• TRY IT: The response should consist of the records that follow, printed exactly.

——————————

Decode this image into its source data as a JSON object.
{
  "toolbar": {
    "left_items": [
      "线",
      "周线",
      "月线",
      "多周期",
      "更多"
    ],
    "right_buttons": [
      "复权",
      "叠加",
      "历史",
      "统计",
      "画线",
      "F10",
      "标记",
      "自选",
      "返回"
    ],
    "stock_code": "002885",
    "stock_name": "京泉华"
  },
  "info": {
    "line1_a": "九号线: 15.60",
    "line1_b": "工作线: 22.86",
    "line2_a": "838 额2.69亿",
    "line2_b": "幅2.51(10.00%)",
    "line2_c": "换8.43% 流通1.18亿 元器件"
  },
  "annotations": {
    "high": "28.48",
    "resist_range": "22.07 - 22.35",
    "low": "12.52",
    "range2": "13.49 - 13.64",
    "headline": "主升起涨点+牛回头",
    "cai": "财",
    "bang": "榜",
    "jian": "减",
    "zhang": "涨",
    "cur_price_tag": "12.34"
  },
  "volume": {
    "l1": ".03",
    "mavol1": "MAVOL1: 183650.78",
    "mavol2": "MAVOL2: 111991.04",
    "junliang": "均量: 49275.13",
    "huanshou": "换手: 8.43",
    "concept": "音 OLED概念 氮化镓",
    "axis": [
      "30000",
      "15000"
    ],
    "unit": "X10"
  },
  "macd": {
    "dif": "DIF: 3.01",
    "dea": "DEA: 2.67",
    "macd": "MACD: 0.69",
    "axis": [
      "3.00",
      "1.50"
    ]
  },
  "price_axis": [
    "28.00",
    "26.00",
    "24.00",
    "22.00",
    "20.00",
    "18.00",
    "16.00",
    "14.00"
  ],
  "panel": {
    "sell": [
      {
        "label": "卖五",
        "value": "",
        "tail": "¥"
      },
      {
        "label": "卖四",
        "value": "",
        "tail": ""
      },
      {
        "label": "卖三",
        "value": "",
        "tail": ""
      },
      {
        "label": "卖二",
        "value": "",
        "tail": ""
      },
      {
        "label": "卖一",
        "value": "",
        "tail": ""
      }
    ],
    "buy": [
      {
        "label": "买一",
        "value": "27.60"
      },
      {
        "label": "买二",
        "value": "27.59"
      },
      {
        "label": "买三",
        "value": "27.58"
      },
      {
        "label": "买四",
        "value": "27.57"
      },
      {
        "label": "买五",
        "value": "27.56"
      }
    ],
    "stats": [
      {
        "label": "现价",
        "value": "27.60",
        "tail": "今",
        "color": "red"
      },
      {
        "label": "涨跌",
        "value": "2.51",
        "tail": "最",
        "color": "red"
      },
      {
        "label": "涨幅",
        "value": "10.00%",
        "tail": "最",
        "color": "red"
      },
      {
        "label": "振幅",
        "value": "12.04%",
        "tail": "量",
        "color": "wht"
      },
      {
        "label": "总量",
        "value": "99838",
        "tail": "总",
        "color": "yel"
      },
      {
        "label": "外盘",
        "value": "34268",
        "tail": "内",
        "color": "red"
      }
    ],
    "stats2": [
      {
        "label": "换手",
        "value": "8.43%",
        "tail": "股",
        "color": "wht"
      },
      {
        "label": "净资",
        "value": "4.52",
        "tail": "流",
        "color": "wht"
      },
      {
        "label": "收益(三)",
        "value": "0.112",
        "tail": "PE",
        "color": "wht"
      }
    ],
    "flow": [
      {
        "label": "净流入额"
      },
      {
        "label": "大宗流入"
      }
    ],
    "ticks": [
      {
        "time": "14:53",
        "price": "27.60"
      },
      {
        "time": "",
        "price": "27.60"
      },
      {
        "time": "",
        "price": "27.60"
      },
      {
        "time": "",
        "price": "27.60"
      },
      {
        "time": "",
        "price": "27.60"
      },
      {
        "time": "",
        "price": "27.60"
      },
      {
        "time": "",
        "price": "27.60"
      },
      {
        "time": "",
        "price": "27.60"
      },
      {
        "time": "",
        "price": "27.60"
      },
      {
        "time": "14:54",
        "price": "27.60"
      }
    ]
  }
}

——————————

• SOLUTION BELOW:
Decode this image into its source data as a JSON object.
{
  "toolbar": {
    "left_items": [
      "线",
      "周线",
      "月线",
      "多周期",
      "更多"
    ],
    "right_buttons": [
      "复权",
      "叠加",
      "历史",
      "统计",
      "画线",
      "F10",
      "标记",
      "自选",
      "返回"
    ],
    "stock_code": "002885",
    "stock_name": "京泉华"
  },
  "info": {
    "line1_a": "九号线: 15.60",
    "line1_b": "工作线: 22.86",
    "line2_a": "838 额2.69亿",
    "line2_b": "幅2.51(10.00%)",
    "line2_c": "换8.43% 流通1.18亿 元器件"
  },
  "annotations": {
    "high": "28.48",
    "resist_range": "22.07 - 22.35",
    "low": "12.52",
    "range2": "13.49 - 13.64",
    "headline": "主升起涨点+牛回头",
    "cai": "财",
    "bang": "榜",
    "jian": "减",
    "zhang": "涨",
    "cur_price_tag": "12.34"
  },
  "volume": {
    "l1": ".03",
    "mavol1": "MAVOL1: 183650.78",
    "mavol2": "MAVOL2: 111991.04",
    "junliang": "均量: 49275.13",
    "huanshou": "换手: 8.43",
    "concept": "音 OLED概念 氮化镓",
    "axis": [
      "30000",
      "15000"
    ],
    "unit": "X10"
  },
  "macd": {
    "dif": "DIF: 3.01",
    "dea": "DEA: 2.67",
    "macd": "MACD: 0.69",
    "axis": [
      "3.00",
      "1.50"
    ]
  },
  "price_axis": [
    "28.00",
    "26.00",
    "24.00",
    "22.00",
    "20.00",
    "18.00",
    "16.00",
    "14.00"
  ],
  "panel": {
    "sell": [
      {
        "label": "卖五",
        "value": "",
        "tail": "¥"
      },
      {
        "label": "卖四",
        "value": "",
        "tail": ""
      },
      {
        "label": "卖三",
        "value": "",
        "tail": ""
      },
      {
        "label": "卖二",
        "value": "",
        "tail": ""
      },
      {
        "label": "卖一",
        "value": "",
        "tail": ""
      }
    ],
    "buy": [
      {
        "label": "买一",
        "value": "27.60"
      },
      {
        "label": "买二",
        "value": "27.59"
      },
      {
        "label": "买三",
        "value": "27.58"
      },
      {
        "label": "买四",
        "value": "27.57"
      },
      {
        "label": "买五",
        "value": "27.56"
      }
    ],
    "stats": [
      {
        "label": "现价",
        "value": "27.60",
        "tail": "今",
        "color": "red"
      },
      {
        "label": "涨跌",
        "value": "2.51",
        "tail": "最",
        "color": "red"
      },
      {
        "label": "涨幅",
        "value": "10.00%",
        "tail": "最",
        "color": "red"
      },
      {
        "label": "振幅",
        "value": "12.04%",
        "tail": "量",
        "color": "wht"
      },
      {
        "label": "总量",
        "value": "99838",
        "tail": "总",
        "color": "yel"
      },
      {
        "label": "外盘",
        "value": "34268",
        "tail": "内",
        "color": "red"
      }
    ],
    "stats2": [
      {
        "label": "换手",
        "value": "8.43%",
        "tail": "股",
        "color": "wht"
      },
      {
        "label": "净资",
        "value": "4.52",
        "tail": "流",
        "color": "wht"
      },
      {
        "label": "收益(三)",
        "value": "0.112",
        "tail": "PE",
        "color": "wht"
      }
    ],
    "flow": [
      {
        "label": "净流入额"
      },
      {
        "label": "大宗流入"
      }
    ],
    "ticks": [
      {
        "time": "14:53",
        "price": "27.60"
      },
      {
        "time": "",
        "price": "27.60"
      },
      {
        "time": "",
        "price": "27.60"
      },
      {
        "time": "",
        "price": "27.60"
      },
      {
        "time": "",
        "price": "27.60"
      },
      {
        "time": "",
        "price": "27.60"
      },
      {
        "time": "",
        "price": "27.60"
      },
      {
        "time": "",
        "price": "27.60"
      },
      {
        "time": "",
        "price": "27.60"
      },
      {
        "time": "14:54",
        "price": "27.60"
      }
    ]
  }
}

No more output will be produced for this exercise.